(Excerpted records)

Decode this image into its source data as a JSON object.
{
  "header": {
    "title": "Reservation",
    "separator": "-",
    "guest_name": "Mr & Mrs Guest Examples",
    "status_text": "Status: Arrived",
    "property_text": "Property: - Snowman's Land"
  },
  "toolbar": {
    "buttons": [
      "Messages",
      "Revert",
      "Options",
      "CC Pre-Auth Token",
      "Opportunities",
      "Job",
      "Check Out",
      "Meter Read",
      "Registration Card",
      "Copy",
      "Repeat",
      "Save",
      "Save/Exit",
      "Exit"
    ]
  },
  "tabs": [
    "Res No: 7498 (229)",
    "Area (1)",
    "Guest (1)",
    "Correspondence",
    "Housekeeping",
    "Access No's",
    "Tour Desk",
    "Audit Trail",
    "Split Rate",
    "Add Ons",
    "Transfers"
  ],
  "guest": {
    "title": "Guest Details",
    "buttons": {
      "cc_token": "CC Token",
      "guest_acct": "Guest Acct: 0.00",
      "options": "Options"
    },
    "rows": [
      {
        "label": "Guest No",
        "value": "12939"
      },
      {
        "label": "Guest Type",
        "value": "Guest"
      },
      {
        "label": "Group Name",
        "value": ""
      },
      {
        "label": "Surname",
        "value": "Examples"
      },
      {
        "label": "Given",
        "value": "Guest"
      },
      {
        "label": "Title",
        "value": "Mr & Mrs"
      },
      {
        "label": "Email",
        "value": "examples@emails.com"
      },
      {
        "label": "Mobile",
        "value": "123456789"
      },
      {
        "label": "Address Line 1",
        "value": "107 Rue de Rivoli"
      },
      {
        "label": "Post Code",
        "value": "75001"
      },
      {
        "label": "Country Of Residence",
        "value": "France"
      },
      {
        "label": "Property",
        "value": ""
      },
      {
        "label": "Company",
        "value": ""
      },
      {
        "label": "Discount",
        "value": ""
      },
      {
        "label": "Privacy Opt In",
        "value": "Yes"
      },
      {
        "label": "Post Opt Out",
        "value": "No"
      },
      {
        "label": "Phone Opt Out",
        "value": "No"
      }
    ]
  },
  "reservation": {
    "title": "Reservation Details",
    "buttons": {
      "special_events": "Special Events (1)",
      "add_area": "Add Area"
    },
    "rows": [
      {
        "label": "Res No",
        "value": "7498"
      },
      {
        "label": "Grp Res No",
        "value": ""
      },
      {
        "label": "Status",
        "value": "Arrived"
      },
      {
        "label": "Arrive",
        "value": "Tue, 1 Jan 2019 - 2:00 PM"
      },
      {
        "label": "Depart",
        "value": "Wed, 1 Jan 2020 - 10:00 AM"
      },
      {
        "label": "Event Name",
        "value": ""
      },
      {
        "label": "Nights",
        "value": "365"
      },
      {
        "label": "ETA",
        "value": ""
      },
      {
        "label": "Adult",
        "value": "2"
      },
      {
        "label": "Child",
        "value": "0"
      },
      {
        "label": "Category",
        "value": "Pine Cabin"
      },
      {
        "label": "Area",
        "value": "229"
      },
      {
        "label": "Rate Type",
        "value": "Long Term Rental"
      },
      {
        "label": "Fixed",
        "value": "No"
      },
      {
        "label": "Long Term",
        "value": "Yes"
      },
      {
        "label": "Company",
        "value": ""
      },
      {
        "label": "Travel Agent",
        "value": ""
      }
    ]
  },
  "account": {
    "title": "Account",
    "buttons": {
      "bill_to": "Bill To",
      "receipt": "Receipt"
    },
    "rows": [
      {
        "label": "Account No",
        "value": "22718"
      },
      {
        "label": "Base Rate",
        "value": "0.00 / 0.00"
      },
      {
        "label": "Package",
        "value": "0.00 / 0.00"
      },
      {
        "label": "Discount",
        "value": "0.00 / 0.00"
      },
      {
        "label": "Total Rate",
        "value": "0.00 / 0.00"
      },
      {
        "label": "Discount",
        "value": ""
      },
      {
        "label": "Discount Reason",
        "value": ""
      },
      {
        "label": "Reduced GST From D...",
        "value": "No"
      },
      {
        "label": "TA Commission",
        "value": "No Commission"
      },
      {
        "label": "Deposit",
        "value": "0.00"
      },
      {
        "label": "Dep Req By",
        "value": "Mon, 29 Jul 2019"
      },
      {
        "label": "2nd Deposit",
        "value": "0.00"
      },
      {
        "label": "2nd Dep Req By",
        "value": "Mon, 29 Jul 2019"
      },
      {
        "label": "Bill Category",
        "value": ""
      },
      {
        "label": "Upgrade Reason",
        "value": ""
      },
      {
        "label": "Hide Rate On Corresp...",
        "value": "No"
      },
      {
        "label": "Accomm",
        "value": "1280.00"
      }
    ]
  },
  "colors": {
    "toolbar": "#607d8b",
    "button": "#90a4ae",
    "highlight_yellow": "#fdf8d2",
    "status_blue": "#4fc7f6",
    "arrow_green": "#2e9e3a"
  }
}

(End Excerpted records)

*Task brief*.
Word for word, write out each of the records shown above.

*Problem solution*.
Decode this image into its source data as a JSON object.
{
  "header": {
    "title": "Reservation",
    "separator": "-",
    "guest_name": "Mr & Mrs Guest Examples",
    "status_text": "Status: Arrived",
    "property_text": "Property: - Snowman's Land"
  },
  "toolbar": {
    "buttons": [
      "Messages",
      "Revert",
      "Options",
      "CC Pre-Auth Token",
      "Opportunities",
      "Job",
      "Check Out",
      "Meter Read",
      "Registration Card",
      "Copy",
      "Repeat",
      "Save",
      "Save/Exit",
      "Exit"
    ]
  },
  "tabs": [
    "Res No: 7498 (229)",
    "Area (1)",
    "Guest (1)",
    "Correspondence",
    "Housekeeping",
    "Access No's",
    "Tour Desk",
    "Audit Trail",
    "Split Rate",
    "Add Ons",
    "Transfers"
  ],
  "guest": {
    "title": "Guest Details",
    "buttons": {
      "cc_token": "CC Token",
      "guest_acct": "Guest Acct: 0.00",
      "options": "Options"
    },
    "rows": [
      {
        "label": "Guest No",
        "value": "12939"
      },
      {
        "label": "Guest Type",
        "value": "Guest"
      },
      {
        "label": "Group Name",
        "value": ""
      },
      {
        "label": "Surname",
        "value": "Examples"
      },
      {
        "label": "Given",
        "value": "Guest"
      },
      {
        "label": "Title",
        "value": "Mr & Mrs"
      },
      {
        "label": "Email",
        "value": "examples@emails.com"
      },
      {
        "label": "Mobile",
        "value": "123456789"
      },
      {
        "label": "Address Line 1",
        "value": "107 Rue de Rivoli"
      },
      {
        "label": "Post Code",
        "value": "75001"
      },
      {
        "label": "Country Of Residence",
        "value": "France"
      },
      {
        "label": "Property",
        "value": ""
      },
      {
        "label": "Company",
        "value": ""
      },
      {
        "label": "Discount",
        "value": ""
      },
      {
        "label": "Privacy Opt In",
        "value": "Yes"
      },
      {
        "label": "Post Opt Out",
        "value": "No"
      },
      {
        "label": "Phone Opt Out",
        "value": "No"
      }
    ]
  },
  "reservation": {
    "title": "Reservation Details",
    "buttons": {
      "special_events": "Special Events (1)",
      "add_area": "Add Area"
    },
    "rows": [
      {
        "label": "Res No",
        "value": "7498"
      },
      {
        "label": "Grp Res No",
        "value": ""
      },
      {
        "label": "Status",
        "value": "Arrived"
      },
      {
        "label": "Arrive",
        "value": "Tue, 1 Jan 2019 - 2:00 PM"
      },
      {
        "label": "Depart",
        "value": "Wed, 1 Jan 2020 - 10:00 AM"
      },
      {
        "label": "Event Name",
        "value": ""
      },
      {
        "label": "Nights",
        "value": "365"
      },
      {
        "label": "ETA",
        "value": ""
      },
      {
        "label": "Adult",
        "value": "2"
      },
      {
        "label": "Child",
        "value": "0"
      },
      {
        "label": "Category",
        "value": "Pine Cabin"
      },
      {
        "label": "Area",
        "value": "229"
      },
      {
        "label": "Rate Type",
        "value": "Long Term Rental"
      },
      {
        "label": "Fixed",
        "value": "No"
      },
      {
        "label": "Long Term",
        "value": "Yes"
      },
      {
        "label": "Company",
        "value": ""
      },
      {
        "label": "Travel Agent",
        "value": ""
      }
    ]
  },
  "account": {
    "title": "Account",
    "buttons": {
      "bill_to": "Bill To",
      "receipt": "Receipt"
    },
    "rows": [
      {
        "label": "Account No",
        "value": "22718"
      },
      {
        "label": "Base Rate",
        "value": "0.00 / 0.00"
      },
      {
        "label": "Package",
        "value": "0.00 / 0.00"
      },
      {
        "label": "Discount",
        "value": "0.00 / 0.00"
      },
      {
        "label": "Total Rate",
        "value": "0.00 / 0.00"
      },
      {
        "label": "Discount",
        "value": ""
      },
      {
        "label": "Discount Reason",
        "value": ""
      },
      {
        "label": "Reduced GST From D...",
        "value": "No"
      },
      {
        "label": "TA Commission",
        "value": "No Commission"
      },
      {
        "label": "Deposit",
        "value": "0.00"
      },
      {
        "label": "Dep Req By",
        "value": "Mon, 29 Jul 2019"
      },
      {
        "label": "2nd Deposit",
        "value": "0.00"
      },
      {
        "label": "2nd Dep Req By",
        "value": "Mon, 29 Jul 2019"
      },
      {
        "label": "Bill Category",
        "value": ""
      },
      {
        "label": "Upgrade Reason",
        "value": ""
      },
      {
        "label": "Hide Rate On Corresp...",
        "value": "No"
      },
      {
        "label": "Accomm",
        "value": "1280.00"
      }
    ]
  },
  "colors": {
    "toolbar": "#607d8b",
    "button": "#90a4ae",
    "highlight_yellow": "#fdf8d2",
    "status_blue": "#4fc7f6",
    "arrow_green": "#2e9e3a"
  }
}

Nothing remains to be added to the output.